Finance professionals will almost always give you the same old advice- be smart with your money and don’t buy what you can’t afford. And so you save up, max out your 401(k) contributions, never have a credit card balance, and more often than not pass on that pair of shoes that are exactly your style but aren’t necessary.

Let’s face it- putting up that amount of money for something you don’t absolutely need can be a difficult feat.  As it turns out, you’re not alone.  According to a national survey in the Journal of Consumer Research 3 years ago, penny-pinchers outnumber spendthrifts three to one.

young woman with shopping and money

However, living in a perpetual state of money-saving and not treating yourself to the benefits of your hard work on occasion can be just as damaging to your happiness as worries over savings can be! So how can you manage to find a happy balance between saving and spending? On this National Splurge Day, we have 4 occasions when splurging is OK!

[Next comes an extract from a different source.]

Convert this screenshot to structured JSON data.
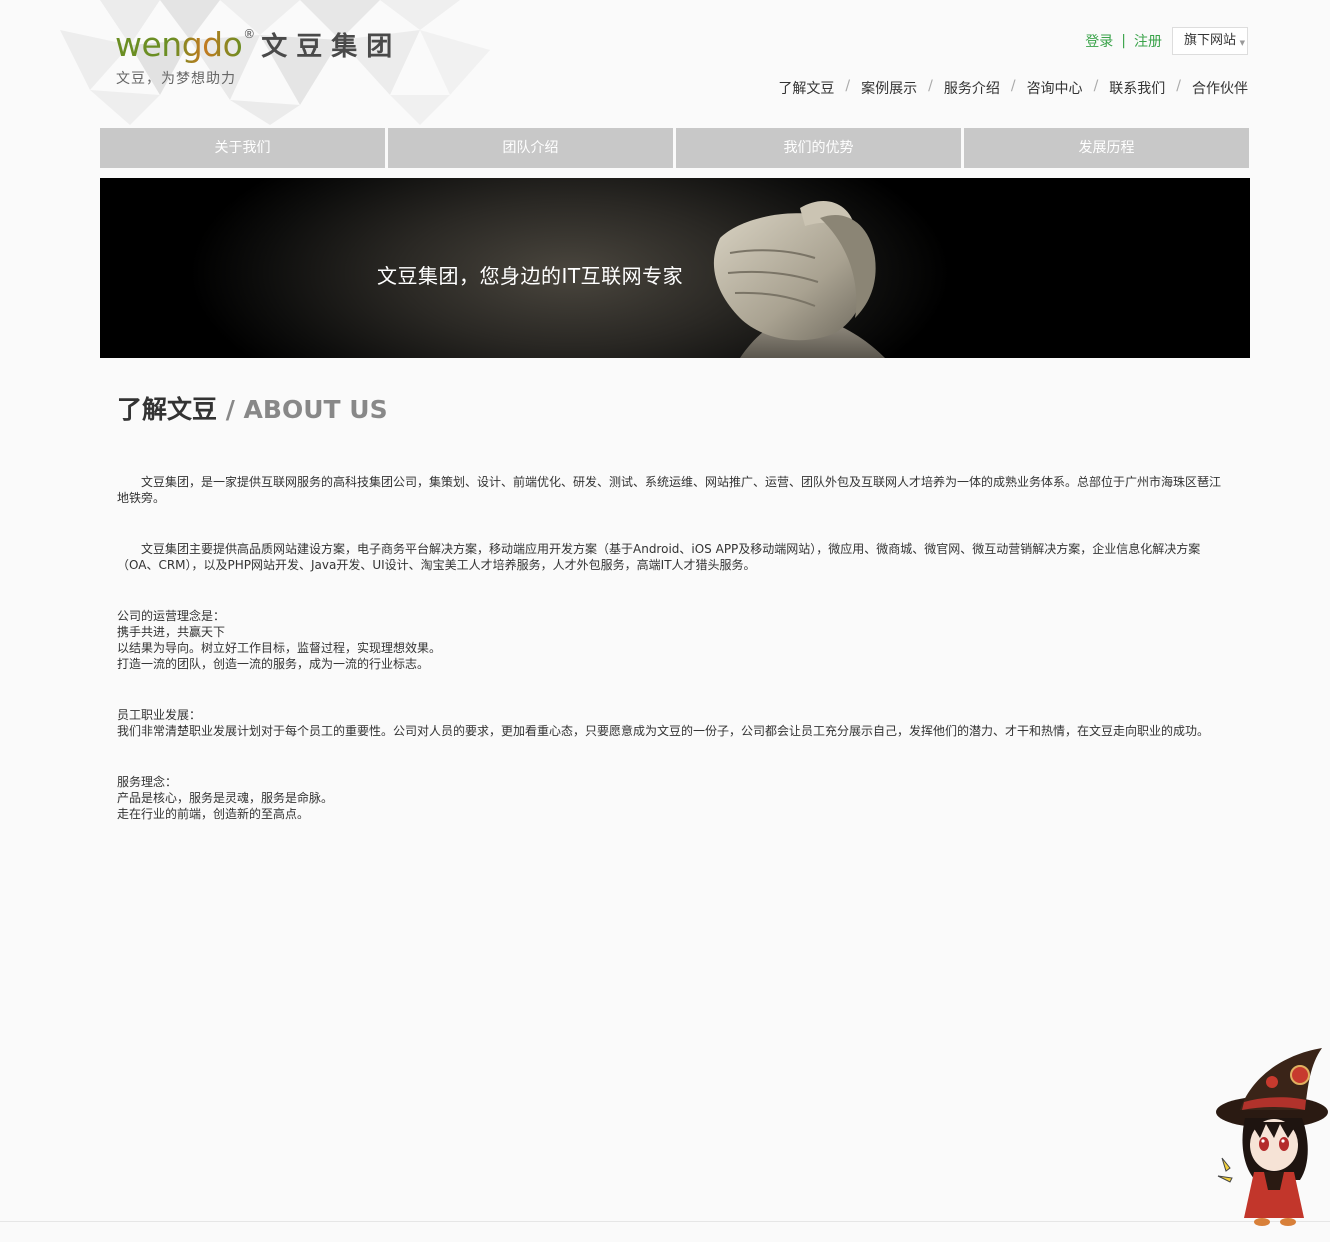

  1. A Good Deal

  • Remember those perfect shoes we mentioned earlier? If you see them go on sale or find a coupon online, go for it, even if it’s a little more than you’d normally spend! This is especially true if you’ve been on the fence about them for a while- the satisfaction of wanting them for months, combined with the savings you scored will make you feel doubly good about the purchase.

  • If something that you buy and use frequently has a bulk deal, go for it! It’s a little more money up front, but the savings in the long run will be worth it.



  1. An Investment in Your Career

  • That big industry conference that only comes once a year? Go ahead and attend. The knowledge you’ll gain and the connections you can make are priceless.

  • Continual education, whether just taking a class to help you brush up on a skill or going back to school for a higher degree, is always a solid investment in your future.

  • If you’re confident your investment will pay for itself in the form of higher earnings or opportunities, it could be worth the price tag.



  1. Memorable Occasions

  • Take the financial plunge on opportunities that will strengthen important relationships in your life- a family vacation or a visit back home are great examples.

  • Vacations may use a significant amount of money depending on the location, but the experiences and memories will last a lifetime.

  • Many studies have shown that taking time off work helps to rejuvenate you and will help you come back to work even stronger.



  1. Things That Will Actually Be Used

  • Be strategic- before you buy anything, think about how often you’ll actually use it. If you buy something pricier but use it daily, or even just a few times a week, compared to buying a cheaper alternative that almost never gets used, the price-per-use of the pricier item will be significantly lower over time.

  • We should all be splurging on products that we constantly use. The higher up-front price generally means better quality, and thus less money spent on repairs or replacements later on. For many of us, this means smartphones, computers, and cars.

  • Strategic splurging on quality products can make your life better, more productive, and save you money in the long run.